“The best hope that Gaza has is if the riots and protests still erupting across the West Bank turn into a full-scale Third Intifada, the protests in Egypt become the basis for the final demolition of the Mubarak regime, and the rest of the Middle East explodes in rebellion.” Lenin;Blogger
Do street protests really count? Do images of carnage and of mothers crying out their pain and sorrow really change any? Do experiences of the recent past taught the world any lessons?
Rami Zurayk blogging on Land & People deplores:
“Hundreds of thousands demonstrated in London against Tony Blair’s decision to join the US in the Iraq war. Hundreds of thousands of Iraqi victims later, the UK is still in Iraq, Labor is still in government and they made Blair a special peace envoy. In Palestine no less.
We worked and worked and worked for Nahr el Bared since day one of the war on the camp in 2007. Hundreds of people offered food and clothes and money. We channelled all that to the 30,000 refugees. We organized vigils, campaigns, talks. We rallied international support.
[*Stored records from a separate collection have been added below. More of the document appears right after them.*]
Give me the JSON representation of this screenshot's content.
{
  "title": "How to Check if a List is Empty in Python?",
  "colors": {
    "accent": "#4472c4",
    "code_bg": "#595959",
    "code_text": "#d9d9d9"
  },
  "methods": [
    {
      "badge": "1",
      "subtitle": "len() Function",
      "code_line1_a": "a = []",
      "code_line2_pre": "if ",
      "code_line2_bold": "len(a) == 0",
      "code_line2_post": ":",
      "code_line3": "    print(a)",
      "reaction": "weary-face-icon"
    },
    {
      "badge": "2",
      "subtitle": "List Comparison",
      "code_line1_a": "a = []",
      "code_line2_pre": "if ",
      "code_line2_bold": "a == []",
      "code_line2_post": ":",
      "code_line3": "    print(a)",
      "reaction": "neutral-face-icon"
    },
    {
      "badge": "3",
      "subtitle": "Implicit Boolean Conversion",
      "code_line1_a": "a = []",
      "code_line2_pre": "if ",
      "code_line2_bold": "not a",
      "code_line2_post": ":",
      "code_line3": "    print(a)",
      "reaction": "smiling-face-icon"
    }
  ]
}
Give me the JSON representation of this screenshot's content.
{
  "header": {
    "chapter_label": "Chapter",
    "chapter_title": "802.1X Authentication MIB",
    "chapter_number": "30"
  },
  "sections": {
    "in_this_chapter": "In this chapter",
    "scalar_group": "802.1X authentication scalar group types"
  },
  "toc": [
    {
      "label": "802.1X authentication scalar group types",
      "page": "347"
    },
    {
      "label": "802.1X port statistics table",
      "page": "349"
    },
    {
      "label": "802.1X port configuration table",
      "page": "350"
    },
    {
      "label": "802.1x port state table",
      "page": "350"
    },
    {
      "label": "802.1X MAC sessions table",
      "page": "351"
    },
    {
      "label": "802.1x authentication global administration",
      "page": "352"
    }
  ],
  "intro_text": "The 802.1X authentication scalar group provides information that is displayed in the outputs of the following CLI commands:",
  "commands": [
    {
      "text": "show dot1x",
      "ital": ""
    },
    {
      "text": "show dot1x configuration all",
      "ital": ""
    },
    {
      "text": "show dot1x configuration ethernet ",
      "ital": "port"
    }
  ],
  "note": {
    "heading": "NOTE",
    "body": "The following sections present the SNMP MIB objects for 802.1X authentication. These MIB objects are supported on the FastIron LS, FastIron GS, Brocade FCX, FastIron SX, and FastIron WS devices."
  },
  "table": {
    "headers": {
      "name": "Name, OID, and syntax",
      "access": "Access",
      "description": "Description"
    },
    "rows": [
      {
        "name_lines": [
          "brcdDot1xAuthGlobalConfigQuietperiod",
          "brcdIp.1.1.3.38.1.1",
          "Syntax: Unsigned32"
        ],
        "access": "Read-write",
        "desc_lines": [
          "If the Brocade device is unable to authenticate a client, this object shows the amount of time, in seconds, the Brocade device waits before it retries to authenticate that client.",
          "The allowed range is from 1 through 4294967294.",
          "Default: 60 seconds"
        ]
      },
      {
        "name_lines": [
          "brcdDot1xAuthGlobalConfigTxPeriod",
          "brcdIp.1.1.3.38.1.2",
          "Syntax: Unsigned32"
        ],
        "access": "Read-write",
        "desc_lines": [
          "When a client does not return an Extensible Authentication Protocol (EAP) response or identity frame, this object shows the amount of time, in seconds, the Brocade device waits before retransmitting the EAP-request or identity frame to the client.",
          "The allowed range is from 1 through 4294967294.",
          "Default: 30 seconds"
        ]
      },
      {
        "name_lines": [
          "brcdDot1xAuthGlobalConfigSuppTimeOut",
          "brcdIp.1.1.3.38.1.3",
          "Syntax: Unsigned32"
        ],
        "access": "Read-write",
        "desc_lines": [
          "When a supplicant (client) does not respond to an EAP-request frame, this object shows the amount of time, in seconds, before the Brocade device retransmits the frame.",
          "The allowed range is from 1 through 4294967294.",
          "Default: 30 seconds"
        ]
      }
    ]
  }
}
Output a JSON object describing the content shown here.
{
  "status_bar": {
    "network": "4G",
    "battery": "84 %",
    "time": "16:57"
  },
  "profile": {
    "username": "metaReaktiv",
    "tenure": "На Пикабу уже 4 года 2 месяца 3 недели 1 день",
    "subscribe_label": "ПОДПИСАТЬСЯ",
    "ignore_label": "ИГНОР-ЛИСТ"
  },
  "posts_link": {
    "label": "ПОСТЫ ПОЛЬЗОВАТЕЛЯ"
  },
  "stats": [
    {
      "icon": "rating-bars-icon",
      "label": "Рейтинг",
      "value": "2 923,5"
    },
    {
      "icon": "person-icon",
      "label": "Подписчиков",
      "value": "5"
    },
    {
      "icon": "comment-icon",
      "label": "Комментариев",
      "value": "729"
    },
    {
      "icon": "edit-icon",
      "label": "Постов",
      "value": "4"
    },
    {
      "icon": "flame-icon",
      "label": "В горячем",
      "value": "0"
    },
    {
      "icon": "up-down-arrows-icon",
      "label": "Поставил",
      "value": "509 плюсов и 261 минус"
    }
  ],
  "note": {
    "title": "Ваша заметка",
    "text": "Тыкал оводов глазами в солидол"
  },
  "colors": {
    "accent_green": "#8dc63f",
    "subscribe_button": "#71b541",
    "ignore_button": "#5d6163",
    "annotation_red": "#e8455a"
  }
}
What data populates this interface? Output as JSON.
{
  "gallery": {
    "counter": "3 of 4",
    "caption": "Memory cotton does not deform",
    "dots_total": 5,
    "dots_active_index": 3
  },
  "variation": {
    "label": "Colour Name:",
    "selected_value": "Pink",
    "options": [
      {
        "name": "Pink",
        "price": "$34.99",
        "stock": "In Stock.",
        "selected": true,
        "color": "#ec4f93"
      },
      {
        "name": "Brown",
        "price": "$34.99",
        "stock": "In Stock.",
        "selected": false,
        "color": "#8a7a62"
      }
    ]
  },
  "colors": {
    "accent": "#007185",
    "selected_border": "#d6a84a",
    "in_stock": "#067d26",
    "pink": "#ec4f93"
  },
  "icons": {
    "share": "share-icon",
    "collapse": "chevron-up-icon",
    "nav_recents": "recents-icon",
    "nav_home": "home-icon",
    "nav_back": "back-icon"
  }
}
The camp is still destroyed, and there is no money to rebuild it in spite of all the pledges. The refugees are refugees again. The houses are still without walls, windows or heat.”
What I know from years of personal struggle, is that you learn more from your enemy especially when he seems to be winning.
What is the smartest way of defeating an octopus enemy like Israel whose tentacles and strategies of attack are so multifaceted, adaptable, and far reaching?
Steady and disciplined steps may lead to what I would momentarily, and for semantic convenience, call: Counter-Zionism.
First, there must be a phase of learning from your enemy’s successes, for Zionism, as much as I despise it for the racist, proto-fascist ideology it represents, is an interesting phenomenon. It has achieved in a relatively short period of time an ever lasting reality deeply affecting international relations. It has succeeded in federating much of the Jewish people under its umbrella whilst in the beginning (at the end of the nineteenth century,) Jews were mostly left leaning and attached to their home countries.
Money of course helped the movement quickly reach its goals, but money would have worth nothing without the ideological basis and the network of financial and logistical support that it received.
I’m not going to embark into a lengthy and boring forensic dissection of the history of Zionism because I want to elaborate on what can be practically learned from it, hopefully receiving help from any reader passing by (although I know this site’s popularity figures should convince me to have much less ambitious schemes).
So, a Counter-Zionist movement should learn from Zionism itself and the steps as I imagine them are: First theoretical. Second, ideological. Third, logistical. And last, practical.
With the caveat that terrorist tactics used by Zionism since its inception and still today, should be utterly rejected.
To Be Continued.